What is being asked → Your reply should be one number: how many lines of the material contain the word "label".

Input →
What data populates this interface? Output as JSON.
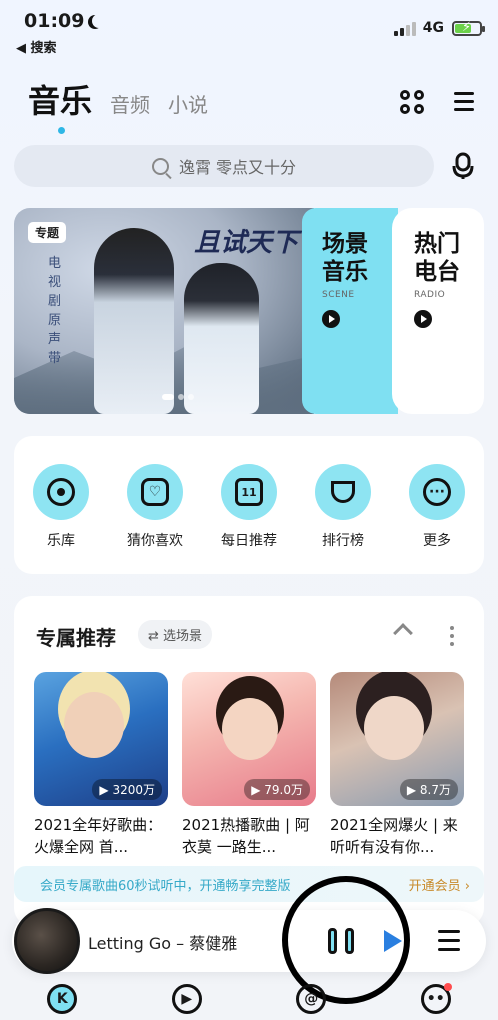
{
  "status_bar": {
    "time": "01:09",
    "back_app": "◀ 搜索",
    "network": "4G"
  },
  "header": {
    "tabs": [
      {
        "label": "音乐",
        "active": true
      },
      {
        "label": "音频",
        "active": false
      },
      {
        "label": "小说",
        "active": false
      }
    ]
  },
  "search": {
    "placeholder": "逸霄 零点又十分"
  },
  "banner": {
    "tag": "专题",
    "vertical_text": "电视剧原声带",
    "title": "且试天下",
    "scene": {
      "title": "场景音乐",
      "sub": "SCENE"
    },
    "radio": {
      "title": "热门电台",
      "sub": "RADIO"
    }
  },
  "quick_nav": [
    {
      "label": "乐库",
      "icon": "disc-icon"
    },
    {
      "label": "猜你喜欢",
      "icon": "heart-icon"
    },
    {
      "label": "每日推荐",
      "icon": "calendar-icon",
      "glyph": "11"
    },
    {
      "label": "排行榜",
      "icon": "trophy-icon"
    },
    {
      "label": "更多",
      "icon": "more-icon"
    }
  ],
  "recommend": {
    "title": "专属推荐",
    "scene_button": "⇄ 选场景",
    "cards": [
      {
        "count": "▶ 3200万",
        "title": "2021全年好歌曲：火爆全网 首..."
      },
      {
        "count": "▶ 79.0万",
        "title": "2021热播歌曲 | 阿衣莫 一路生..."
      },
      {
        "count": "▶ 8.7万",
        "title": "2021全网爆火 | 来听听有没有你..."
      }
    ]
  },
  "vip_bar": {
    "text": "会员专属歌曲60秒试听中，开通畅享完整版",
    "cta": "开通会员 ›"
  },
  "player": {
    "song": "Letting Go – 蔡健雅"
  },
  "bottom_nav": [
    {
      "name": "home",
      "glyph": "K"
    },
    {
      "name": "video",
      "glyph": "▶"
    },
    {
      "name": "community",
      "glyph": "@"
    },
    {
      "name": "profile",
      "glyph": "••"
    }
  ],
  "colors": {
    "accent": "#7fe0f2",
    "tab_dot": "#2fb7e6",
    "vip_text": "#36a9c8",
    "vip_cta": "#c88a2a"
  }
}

Written response → 8